Calvary begins with a close-up of a priest in a confession booth. “I was seven years old when I first tasted semen,” an off-screen voice announces. “Certainly a startling opening line,” the priest (Brendan Gleeson), who is known as Father James, responds. We could say the same of this film, which boldly lays out its agenda – witness its name, after all – not to convert us so much as to incite us to ponder our own agendas instead.
The unnamed voice goes on to say that, in a week, he will kill Father James because he is not a malfeasant like the priest who sexually abused him for years: The death of a “good priest” will make a statement. Cards thus on the table, James is left to sort out his affairs as well as the identity of his would-be killer. Consider this as a pre-crime procedural, then (the press notes describe it as a “who’s-gunna-do-it”)–one that is so formally constructed that we may surrender to James’ soul-searching in both senses of that term.

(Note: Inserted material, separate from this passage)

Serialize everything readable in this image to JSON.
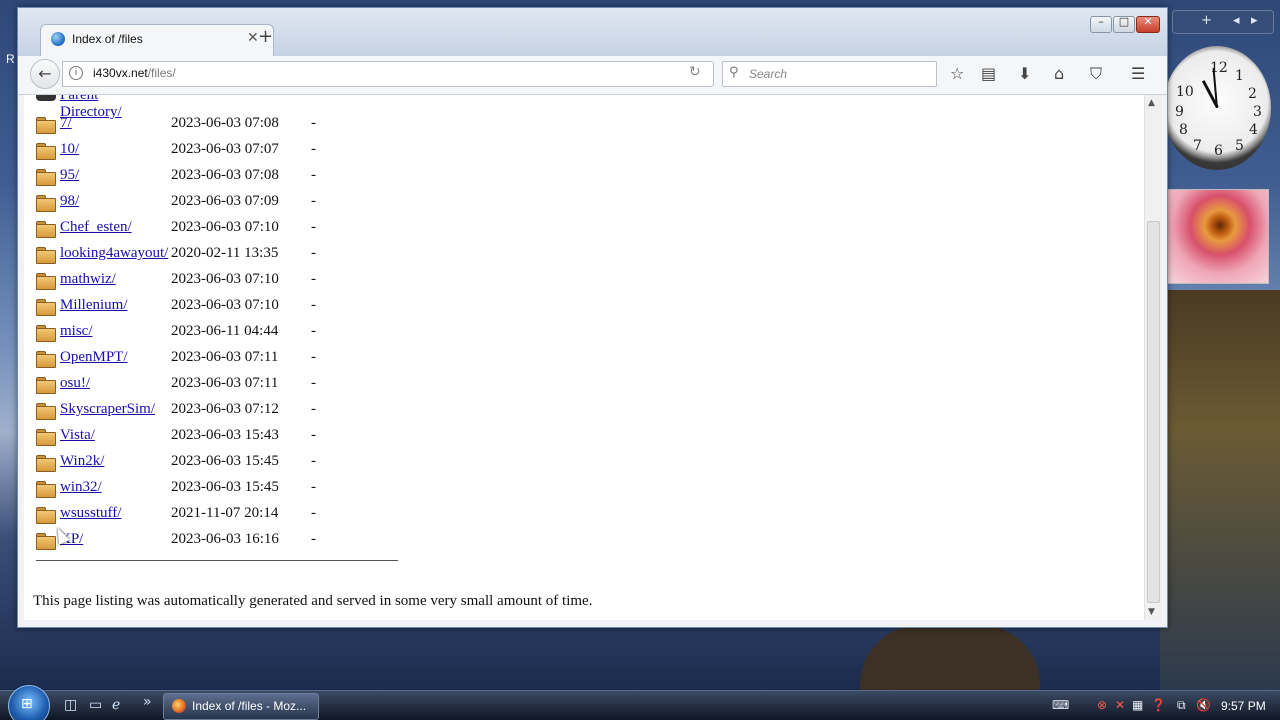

If all this sounds awfully literary – a sort of Swedish mystery set afire with ancient Irish angst – that’s not a coincidence. At a recent Q&A at The Museum of the Moving Image, writer/director John Michael McDonagh described himself as a “failed novelist.” But while many films of such portent might benefit from being a book instead, Calvary is ideal in its current medium. Its claustrophobic interiors, contrasted with the surf and sky of the Irish sea town where it is set, wordlessly remind us of the harsh beauty and isolation that is the human condition. And that world beyond words, the one that exists beneath the nattering of daily life, better evokes the divine experience, which is precisely what this film invites us to ponder during its 100 minutes. Continue Reading →